3. SAMSUNG CRG9
Best Ultrawide Monitor For RTX 3080 / 3090
- 49 inch super ultrawide dual QHD curved gaming monitor is the equivalent of dual 27-inch QHD displays side by side, providing the enhanced productivity.
- 120 hertz refresh rate with AMD FreeSync 2 technology for crisp HDR content display, reduced input latency and low framerate compensation
- CES 2019 best of innovation Award Winner
So far we have discussed two monitors and both of them had pretty standard screen sizes of 32 and 27 inches respectively. Therefore we have decided to go for an ultrawide monitor option for our final pick.
Ultrawide monitors are quite popular these days for a variety of reasons. But how wide is too wide?
Seems like Samsung is testing the limits with its CRG6 display. The first thing you’ll notice is its 49-inch screen size.
Yes, you’ve read right. 49 inches.
Due to its sheer size, it’s not as ergonomic as other smaller options but it’s too heavy either. The stand allows you -4°/19° tilt, +/- 15° swivel, and up to 120mm height adjustment. You can’t pivot it for portrait mode obviously, but up to +/- 4° rotation is available for angle adjustments.
This VA screen comes in a 5120×1440 resolution with a 32:9 aspect ratio and 3000:1 contrast ratio, and provides the same screen real estate as two 27-inch 1440p (2560×1440) monitors. It means you can boost your productivity to a whole new level with multitasking.
In addition to this super-ultrawide display, the CRG9 comes with VESA’s DisplayHDR 1000 certification, QLED technology, and a 120Hz refresh rate. It must be noted though, that 120Hz is only achievable in 8-bit color depth. In 10-bit color depth, it would be limited to 100Hz. It’s not as big of a difference however and most games max out at 8-bit depth.

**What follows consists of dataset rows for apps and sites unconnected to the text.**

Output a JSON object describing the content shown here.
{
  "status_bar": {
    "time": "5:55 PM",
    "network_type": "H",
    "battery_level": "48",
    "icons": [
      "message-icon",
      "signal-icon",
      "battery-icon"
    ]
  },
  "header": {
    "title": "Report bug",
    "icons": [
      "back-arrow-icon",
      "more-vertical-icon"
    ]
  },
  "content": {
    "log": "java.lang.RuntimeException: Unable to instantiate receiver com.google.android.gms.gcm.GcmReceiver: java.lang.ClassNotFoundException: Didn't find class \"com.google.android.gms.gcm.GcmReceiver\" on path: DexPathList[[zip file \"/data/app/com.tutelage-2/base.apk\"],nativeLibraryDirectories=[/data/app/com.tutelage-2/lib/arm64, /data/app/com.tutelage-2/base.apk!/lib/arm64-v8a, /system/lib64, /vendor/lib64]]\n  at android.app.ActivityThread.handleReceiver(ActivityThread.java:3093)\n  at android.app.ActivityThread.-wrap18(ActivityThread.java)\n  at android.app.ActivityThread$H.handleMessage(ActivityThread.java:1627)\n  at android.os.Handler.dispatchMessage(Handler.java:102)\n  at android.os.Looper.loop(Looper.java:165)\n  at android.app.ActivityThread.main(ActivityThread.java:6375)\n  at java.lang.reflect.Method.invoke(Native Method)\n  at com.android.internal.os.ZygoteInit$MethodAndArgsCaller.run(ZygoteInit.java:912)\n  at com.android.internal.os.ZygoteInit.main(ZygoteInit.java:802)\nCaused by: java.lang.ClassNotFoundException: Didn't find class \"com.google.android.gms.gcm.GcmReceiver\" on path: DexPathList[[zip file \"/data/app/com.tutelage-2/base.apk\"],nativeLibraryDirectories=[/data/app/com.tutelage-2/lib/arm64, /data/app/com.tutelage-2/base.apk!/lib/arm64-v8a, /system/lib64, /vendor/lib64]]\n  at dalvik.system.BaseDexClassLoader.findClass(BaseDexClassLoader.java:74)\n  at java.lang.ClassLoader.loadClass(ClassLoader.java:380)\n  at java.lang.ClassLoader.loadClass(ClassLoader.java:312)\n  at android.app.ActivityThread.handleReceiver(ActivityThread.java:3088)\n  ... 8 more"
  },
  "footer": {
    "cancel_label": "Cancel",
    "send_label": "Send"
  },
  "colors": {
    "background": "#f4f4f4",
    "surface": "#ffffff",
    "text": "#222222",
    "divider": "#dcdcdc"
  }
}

The backlight of this monitor features a QDEF layer which improves the color gamut 95% DCI-P3 and subsequently helps in vibrant colors. The brightness is 1000 nits for HDR content and 600 nits for the rest.
Apart from slight ghosting in dark areas of some fast-action games, we couldn’t find any real deal-breaker in CRG9. All in all, it’s the best ultrawide monitor you can have for your RTX 3080 graphics card.
Notable Mention: Dell UltraSharp UP3218K
8K monitor For RTX 3090
At last, we have dell UltraSharp UP3218K, an 8K monitor. Nvidia has tipped 3090 to be the first GPU ready for 8k gaming, and it does perform well in this regard.
The problem is that there are very few 8K PC games available right now. And even then you would need an 8K monitor/TV to achieve that ambitious resolution.
And considering the cost of an average 8K monitor and the fact that you don’t get as big graphics improvement from 4K to 8K as you do from 1080p to 4K makes it a pretty expensive adventure. And since the non-gaming 8K content is virtually non-existent as well, the overall value for money is not much high.
But still, if your work demands such expensive hardware, the UP3218K is a noteworthy option.